From Vance Hurst, who teaches at Colquitt County High School in Georgia, and who attended my AP summer institute at Kennesaw State University last summer:
I am sitting here planning out my course pace for the spring semester. My question for you is this: When do you try to finish all of the material that is covered on the AP exam and do you do a cumulative review for the AP test. If you do a review, how many weeks before the the exam do you start it.
Hey, Vance... good to hear from you. My goal each year is to finish new material by the first week or April. After that, it's all review.
My fabulous department chairman at Woodberry, Jim Reid, suggested to me years ago that I not advertise on my syllabus that I'm doing a month of "review." Administrators, colleagues, parents, and students might look askance at the idea of so much review. After all, if it's "just" review, it must not be particularly important, so students should be okay to miss class, so students shouldn't have to do much work during that time... and so on.
But we as physics teachers know that "review" is precisely how physics is internalized.
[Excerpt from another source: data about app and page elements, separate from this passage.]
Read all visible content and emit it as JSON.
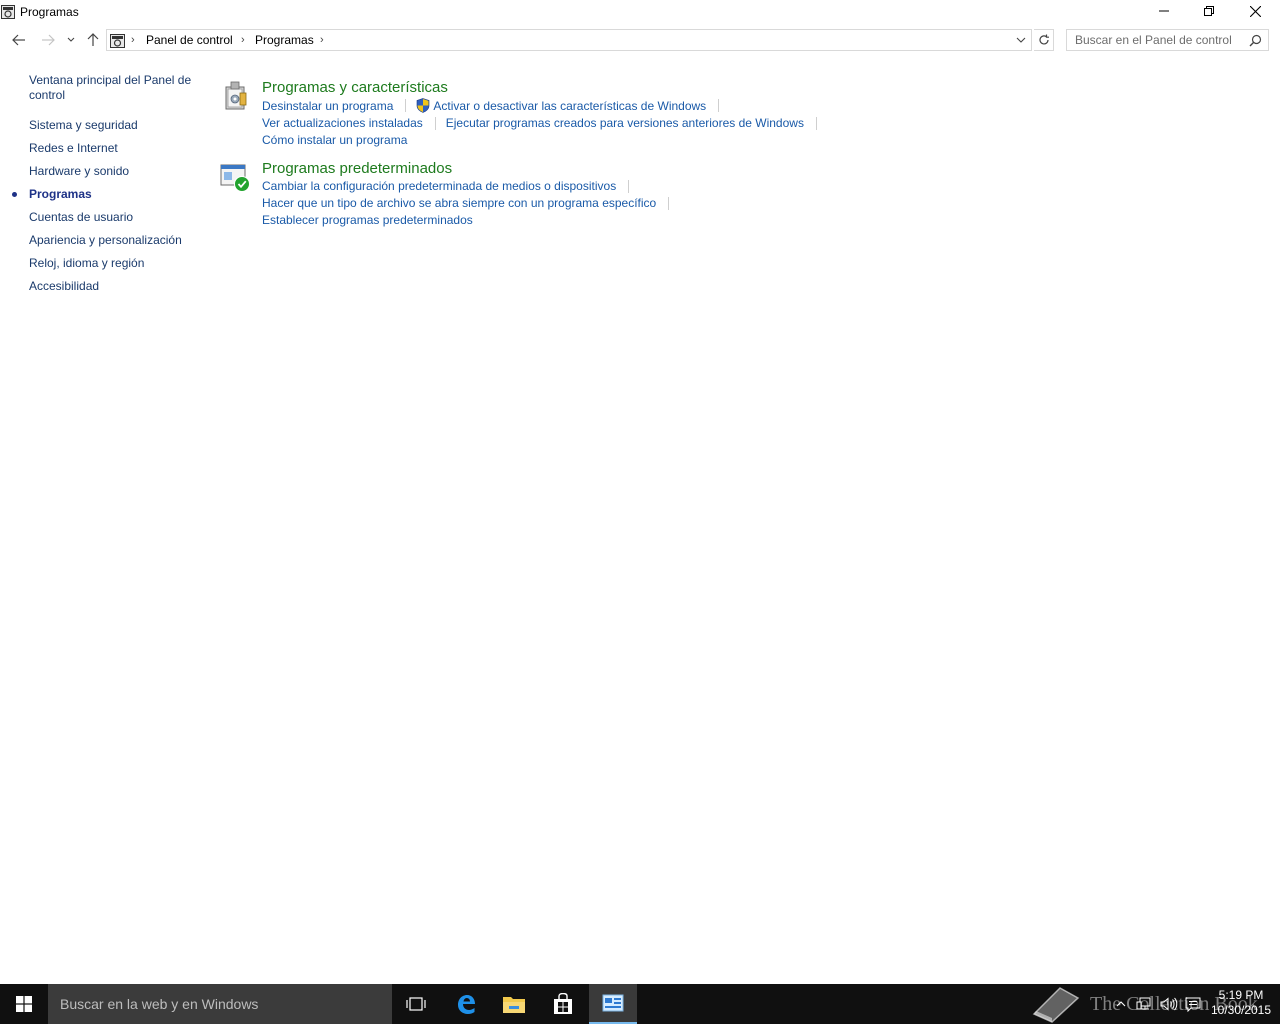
{
  "window": {
    "title": "Programas"
  },
  "address": {
    "crumbs": [
      "Panel de control",
      "Programas"
    ]
  },
  "search": {
    "placeholder": "Buscar en el Panel de control"
  },
  "leftnav": {
    "home": "Ventana principal del Panel de control",
    "items": [
      {
        "label": "Sistema y seguridad",
        "current": false
      },
      {
        "label": "Redes e Internet",
        "current": false
      },
      {
        "label": "Hardware y sonido",
        "current": false
      },
      {
        "label": "Programas",
        "current": true
      },
      {
        "label": "Cuentas de usuario",
        "current": false
      },
      {
        "label": "Apariencia y personalización",
        "current": false
      },
      {
        "label": "Reloj, idioma y región",
        "current": false
      },
      {
        "label": "Accesibilidad",
        "current": false
      }
    ]
  },
  "sections": [
    {
      "title": "Programas y características",
      "icon": "programs-features-icon",
      "links": [
        "Desinstalar un programa",
        "Activar o desactivar las características de Windows",
        "Ver actualizaciones instaladas",
        "Ejecutar programas creados para versiones anteriores de Windows",
        "Cómo instalar un programa"
      ]
    },
    {
      "title": "Programas predeterminados",
      "icon": "default-programs-icon",
      "links": [
        "Cambiar la configuración predeterminada de medios o dispositivos",
        "Hacer que un tipo de archivo se abra siempre con un programa específico",
        "Establecer programas predeterminados"
      ]
    }
  ],
  "taskbar": {
    "search_text": "Buscar en la web y en Windows",
    "apps": [
      "task-view-icon",
      "edge-icon",
      "file-explorer-icon",
      "store-icon",
      "control-panel-icon"
    ],
    "clock_time": "5:19 PM",
    "clock_date": "10/30/2015",
    "watermark": "The Collection Book"
  },
  "colors": {
    "link": "#1a5aa8",
    "section_title": "#1e7b1e",
    "taskbar": "#101010",
    "accent": "#76b9ed"
  }
}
Ask anyone who's been through a physics program -- the first time they see a topic, it's confusing. The second and especially the THIRD time that a physics concept is presented, it usually sticks. I set up my AP class deliberately such that students see every topic presented two or three times -- once in the normal course of the course, once integrated into a subsequent topic if possible, and once again during the April review.
Jim and I agreed to call this four-week portion of AP physics by a special name. I chose "Putting it all together." I emphasize to colleagues and students that this time is NOT merely a review. Instead, it is a time when we focus on how all the disparate topics we have covered in isolation fit together. We are integrating and consolidating our knowledge and problem solving skills. In practice, I'm assigning old AP problems as homework, giving tests and doing corrections, doing loads of fundamentals quizzes, and running fun games and events, such as the physics walk and clicker contests.
A review by any other name would smell as sweet... right?